──────── ENTRIES SHOWN
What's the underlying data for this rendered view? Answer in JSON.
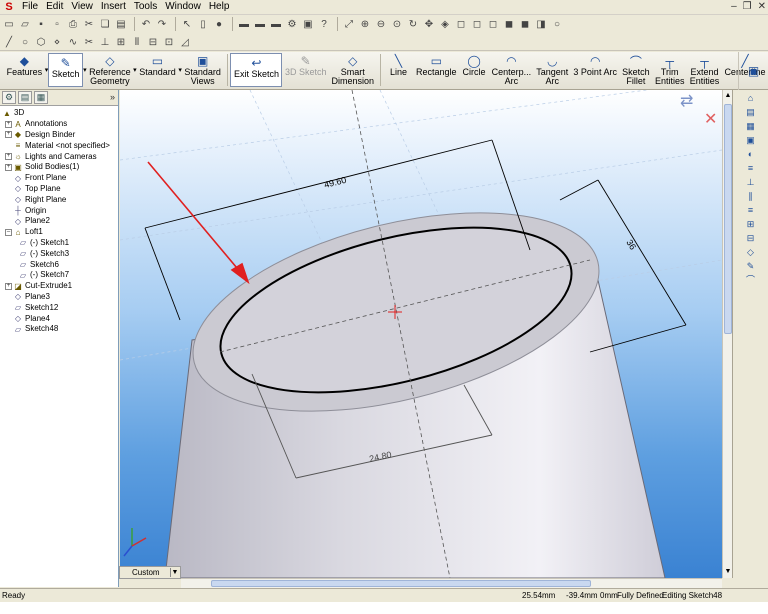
{
  "menu": {
    "items": [
      "File",
      "Edit",
      "View",
      "Insert",
      "Tools",
      "Window",
      "Help"
    ]
  },
  "command_manager": {
    "items": [
      {
        "label": "Features",
        "icon": "features-icon",
        "dropdown": true
      },
      {
        "label": "Sketch",
        "icon": "sketch-icon",
        "dropdown": true
      },
      {
        "label": "Reference\nGeometry",
        "icon": "reference-geometry-icon",
        "dropdown": true
      },
      {
        "label": "Standard",
        "icon": "standard-icon",
        "dropdown": true
      },
      {
        "label": "Standard\nViews",
        "icon": "standard-views-icon",
        "dropdown": false
      },
      {
        "label": "Exit Sketch",
        "icon": "exit-sketch-icon",
        "dropdown": false
      },
      {
        "label": "3D Sketch",
        "icon": "3d-sketch-icon",
        "dropdown": false
      },
      {
        "label": "Smart\nDimension",
        "icon": "smart-dimension-icon",
        "dropdown": false
      },
      {
        "label": "Line",
        "icon": "line-icon",
        "dropdown": false
      },
      {
        "label": "Rectangle",
        "icon": "rectangle-icon",
        "dropdown": false
      },
      {
        "label": "Circle",
        "icon": "circle-icon",
        "dropdown": false
      },
      {
        "label": "Centerp...\nArc",
        "icon": "centerpoint-arc-icon",
        "dropdown": false
      },
      {
        "label": "Tangent\nArc",
        "icon": "tangent-arc-icon",
        "dropdown": false
      },
      {
        "label": "3 Point Arc",
        "icon": "3-point-arc-icon",
        "dropdown": false
      },
      {
        "label": "Sketch\nFillet",
        "icon": "sketch-fillet-icon",
        "dropdown": false
      },
      {
        "label": "Trim\nEntities",
        "icon": "trim-entities-icon",
        "dropdown": false
      },
      {
        "label": "Extend\nEntities",
        "icon": "extend-entities-icon",
        "dropdown": false
      },
      {
        "label": "Centerline",
        "icon": "centerline-icon",
        "dropdown": false
      }
    ]
  },
  "feature_tree": {
    "root": "3D",
    "items": [
      {
        "label": "Annotations",
        "level": 1,
        "expandable": true
      },
      {
        "label": "Design Binder",
        "level": 1,
        "expandable": true
      },
      {
        "label": "Material <not specified>",
        "level": 1,
        "expandable": false
      },
      {
        "label": "Lights and Cameras",
        "level": 1,
        "expandable": true
      },
      {
        "label": "Solid Bodies(1)",
        "level": 1,
        "expandable": true
      },
      {
        "label": "Front Plane",
        "level": 1,
        "expandable": false
      },
      {
        "label": "Top Plane",
        "level": 1,
        "expandable": false
      },
      {
        "label": "Right Plane",
        "level": 1,
        "expandable": false
      },
      {
        "label": "Origin",
        "level": 1,
        "expandable": false
      },
      {
        "label": "Plane2",
        "level": 1,
        "expandable": false
      },
      {
        "label": "Loft1",
        "level": 1,
        "expandable": true
      },
      {
        "label": "(-) Sketch1",
        "level": 2,
        "expandable": false
      },
      {
        "label": "(-) Sketch3",
        "level": 2,
        "expandable": false
      },
      {
        "label": "Sketch6",
        "level": 2,
        "expandable": false
      },
      {
        "label": "(-) Sketch7",
        "level": 2,
        "expandable": false
      },
      {
        "label": "Cut-Extrude1",
        "level": 1,
        "expandable": true
      },
      {
        "label": "Plane3",
        "level": 1,
        "expandable": false
      },
      {
        "label": "Sketch12",
        "level": 1,
        "expandable": false
      },
      {
        "label": "Plane4",
        "level": 1,
        "expandable": false
      },
      {
        "label": "Sketch48",
        "level": 1,
        "expandable": false
      }
    ],
    "config_select": "Custom"
  },
  "viewport": {
    "dimensions": {
      "top": "49.60",
      "right": "36",
      "bottom": "24.80"
    },
    "colors": {
      "sketch_line": "#000000",
      "arrow": "#e02020",
      "body": "#d4d3dc"
    }
  },
  "status": {
    "left": "Ready",
    "x": "25.54mm",
    "y": "-39.4mm",
    "z": "0mm",
    "state": "Fully Defined",
    "editing": "Editing Sketch48"
  }
}
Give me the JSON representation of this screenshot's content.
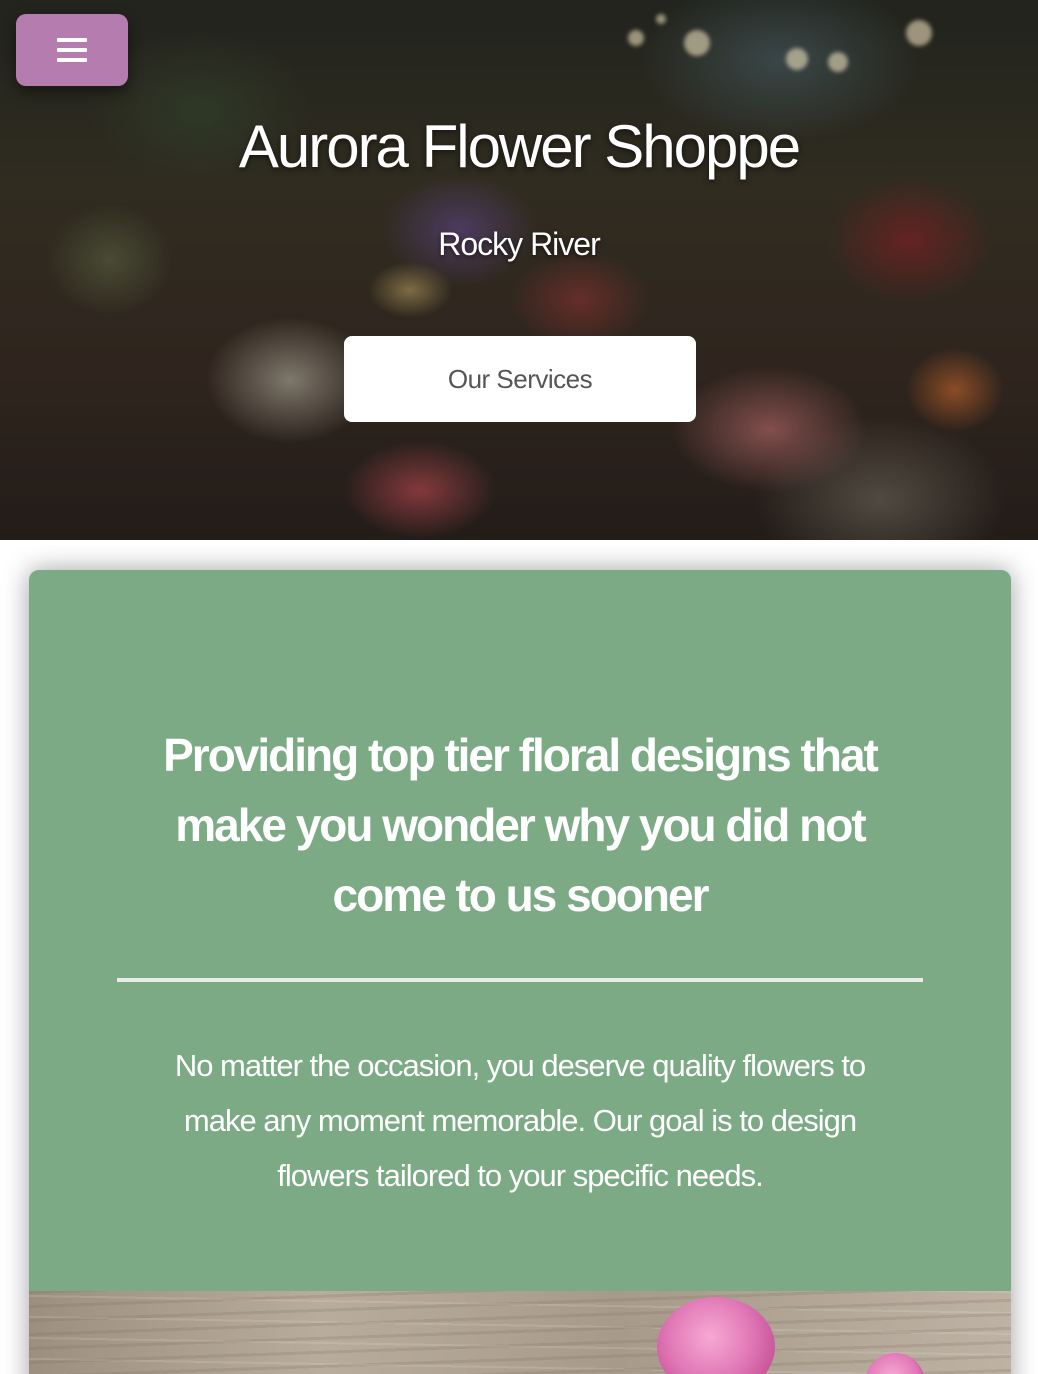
{
  "hero": {
    "title": "Aurora Flower Shoppe",
    "subtitle": "Rocky River",
    "cta_label": "Our Services"
  },
  "nav": {
    "menu_icon": "hamburger-icon"
  },
  "intro": {
    "heading": "Providing top tier floral designs that make you wonder why you did not come to us sooner",
    "body": "No matter the occasion, you deserve quality flowers to make any moment memorable. Our goal is to design flowers tailored to your specific needs."
  },
  "colors": {
    "menu_button": "#b57cb0",
    "card_background": "#7baa85",
    "button_background": "#ffffff",
    "button_text": "#555555",
    "heading_text": "#ffffff"
  }
}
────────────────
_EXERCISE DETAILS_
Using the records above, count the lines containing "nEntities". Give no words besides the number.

_WRITTEN SOLUTION_
2